Ohio

Cleveland serial killer of 11 women seeks new trial over closing of evidence session

  • In this Sept. 12, 2011 photo, Anthony Sowell sits in court in Cleveland during a pre-trial hearing. The Ohio Supreme Court is weighing arguments by attorneys for Sowell that he deserves a new trial because a hearing about the suppression of evidence was closed to the public. The 55-year-old received the death penalty in 2011 for killing 11 women whose remains were found in and around his home. (AP Photo/Tony Dejak)

    In this Sept. 12, 2011 photo, Anthony Sowell sits in court in Cleveland during a pre-trial hearing. The Ohio Supreme Court is weighing arguments by attorneys for Sowell that he deserves a new trial because a hearing about the suppression of evidence was closed to the public. The 55-year-old received the death penalty in 2011 for killing 11 women whose remains were found in and around his home. (AP Photo/Tony Dejak)  (The Associated Press)

  • In this Sept. 12, 2011 photo, Anthony Sowell sits in court in Cleveland during a pre-trial hearing. The Ohio Supreme Court is weighing arguments by attorneys for Sowell that he deserves a new trial because a hearing about the suppression of evidence was closed to the public. The 55-year-old received the death penalty in 2011 for killing 11 women whose remains were found in and around his home. (AP Photo/Tony Dejak)

    In this Sept. 12, 2011 photo, Anthony Sowell sits in court in Cleveland during a pre-trial hearing. The Ohio Supreme Court is weighing arguments by attorneys for Sowell that he deserves a new trial because a hearing about the suppression of evidence was closed to the public. The 55-year-old received the death penalty in 2011 for killing 11 women whose remains were found in and around his home. (AP Photo/Tony Dejak)  (The Associated Press)

The Ohio Supreme Court is weighing arguments that a Cleveland killer of 11 women deserves a new trial because an evidence-suppression hearing was closed to the public.

Lawyers for Anthony Sowell (SOH'-wehl) also say a new trial is warranted because the judge in the case shielded the individual questioning of potential jurors.

Prosecutors agree that Sowell deserves a new hearing over the suppression of statements made to the police but not a new trial.

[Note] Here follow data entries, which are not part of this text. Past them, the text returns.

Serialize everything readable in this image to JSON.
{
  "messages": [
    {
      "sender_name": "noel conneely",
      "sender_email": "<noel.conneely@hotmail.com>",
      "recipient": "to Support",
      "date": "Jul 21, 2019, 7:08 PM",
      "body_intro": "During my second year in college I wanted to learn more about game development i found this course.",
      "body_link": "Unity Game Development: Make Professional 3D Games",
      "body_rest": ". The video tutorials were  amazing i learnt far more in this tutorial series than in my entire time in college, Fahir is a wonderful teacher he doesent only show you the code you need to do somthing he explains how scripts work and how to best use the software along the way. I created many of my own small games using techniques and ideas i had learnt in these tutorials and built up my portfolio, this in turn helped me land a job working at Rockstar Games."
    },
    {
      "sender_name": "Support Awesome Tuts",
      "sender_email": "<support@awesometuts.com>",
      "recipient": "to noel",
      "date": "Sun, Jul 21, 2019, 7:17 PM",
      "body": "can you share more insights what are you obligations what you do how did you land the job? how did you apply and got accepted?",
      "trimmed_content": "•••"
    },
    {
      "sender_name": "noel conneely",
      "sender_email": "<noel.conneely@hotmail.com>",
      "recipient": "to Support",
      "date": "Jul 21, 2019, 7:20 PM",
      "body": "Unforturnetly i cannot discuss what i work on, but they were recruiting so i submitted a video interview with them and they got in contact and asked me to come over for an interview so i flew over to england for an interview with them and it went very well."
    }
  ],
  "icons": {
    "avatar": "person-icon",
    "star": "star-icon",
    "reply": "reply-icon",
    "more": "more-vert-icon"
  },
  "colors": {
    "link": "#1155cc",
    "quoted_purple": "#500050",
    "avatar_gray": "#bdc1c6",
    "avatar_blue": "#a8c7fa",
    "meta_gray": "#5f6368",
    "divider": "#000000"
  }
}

Both sides filed arguments last week as part of the court's consideration of Sowell's overall appeal of his conviction and death sentence.

The 55-year-old Sowell was sentenced in 2011 for killing the women whose remains were found in and around his home.